DATA FOR THE TASK
* * * *

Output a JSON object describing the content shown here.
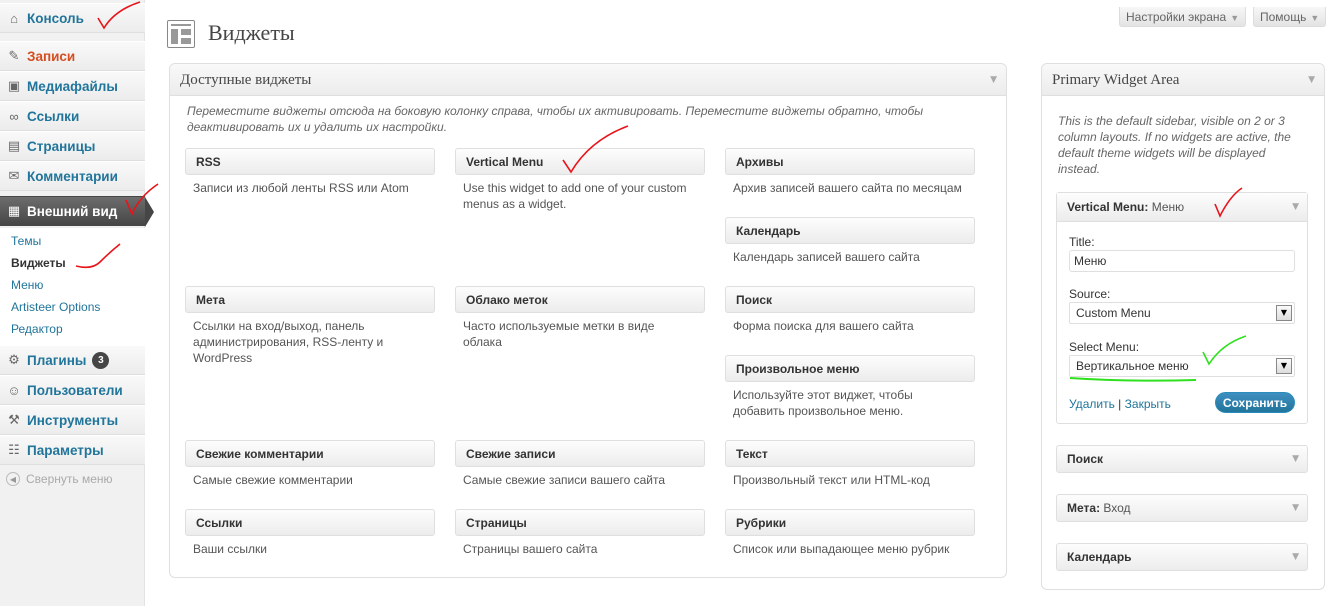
{
  "sidebar": {
    "items": [
      {
        "label": "Консоль",
        "icon": "home-icon"
      },
      {
        "label": "Записи",
        "icon": "pin-icon"
      },
      {
        "label": "Медиафайлы",
        "icon": "media-icon"
      },
      {
        "label": "Ссылки",
        "icon": "link-icon"
      },
      {
        "label": "Страницы",
        "icon": "page-icon"
      },
      {
        "label": "Комментарии",
        "icon": "comment-icon"
      },
      {
        "label": "Внешний вид",
        "icon": "appearance-icon"
      },
      {
        "label": "Плагины",
        "icon": "plugin-icon",
        "badge": "3"
      },
      {
        "label": "Пользователи",
        "icon": "users-icon"
      },
      {
        "label": "Инструменты",
        "icon": "tools-icon"
      },
      {
        "label": "Параметры",
        "icon": "settings-icon"
      }
    ],
    "submenu": [
      "Темы",
      "Виджеты",
      "Меню",
      "Artisteer Options",
      "Редактор"
    ],
    "collapse": "Свернуть меню"
  },
  "header": {
    "title": "Виджеты",
    "screen_options": "Настройки экрана",
    "help": "Помощь"
  },
  "available": {
    "title": "Доступные виджеты",
    "description": "Переместите виджеты отсюда на боковую колонку справа, чтобы их активировать. Переместите виджеты обратно, чтобы деактивировать их и удалить их настройки.",
    "widgets": [
      {
        "name": "RSS",
        "desc": "Записи из любой ленты RSS или Atom"
      },
      {
        "name": "Vertical Menu",
        "desc": "Use this widget to add one of your custom menus as a widget."
      },
      {
        "name": "Архивы",
        "desc": "Архив записей вашего сайта по месяцам"
      },
      {
        "name": "Календарь",
        "desc": "Календарь записей вашего сайта"
      },
      {
        "name": "Мета",
        "desc": "Ссылки на вход/выход, панель администрирования, RSS-ленту и WordPress"
      },
      {
        "name": "Облако меток",
        "desc": "Часто используемые метки в виде облака"
      },
      {
        "name": "Поиск",
        "desc": "Форма поиска для вашего сайта"
      },
      {
        "name": "Произвольное меню",
        "desc": "Используйте этот виджет, чтобы добавить произвольное меню."
      },
      {
        "name": "Свежие комментарии",
        "desc": "Самые свежие комментарии"
      },
      {
        "name": "Свежие записи",
        "desc": "Самые свежие записи вашего сайта"
      },
      {
        "name": "Текст",
        "desc": "Произвольный текст или HTML-код"
      },
      {
        "name": "Ссылки",
        "desc": "Ваши ссылки"
      },
      {
        "name": "Страницы",
        "desc": "Страницы вашего сайта"
      },
      {
        "name": "Рубрики",
        "desc": "Список или выпадающее меню рубрик"
      }
    ]
  },
  "primary": {
    "title": "Primary Widget Area",
    "description": "This is the default sidebar, visible on 2 or 3 column layouts. If no widgets are active, the default theme widgets will be displayed instead.",
    "open_widget": {
      "name": "Vertical Menu:",
      "subtitle": "Меню",
      "title_label": "Title:",
      "title_value": "Меню",
      "source_label": "Source:",
      "source_value": "Custom Menu",
      "select_label": "Select Menu:",
      "select_value": "Вертикальное меню",
      "delete_link": "Удалить",
      "separator": "|",
      "close_link": "Закрыть",
      "save_button": "Сохранить"
    },
    "widgets": [
      {
        "name": "Поиск",
        "sub": ""
      },
      {
        "name": "Мета:",
        "sub": "Вход"
      },
      {
        "name": "Календарь",
        "sub": ""
      }
    ]
  },
  "colors": {
    "link": "#21759b",
    "active_menu": "#464646",
    "annotation_red": "#e8141a",
    "annotation_green": "#2ee01e"
  }
}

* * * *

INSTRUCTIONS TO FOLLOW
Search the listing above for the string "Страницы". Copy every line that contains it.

ANSWER BOX
        "label": "Страницы",
        "name": "Страницы",
        "desc": "Страницы вашего сайта"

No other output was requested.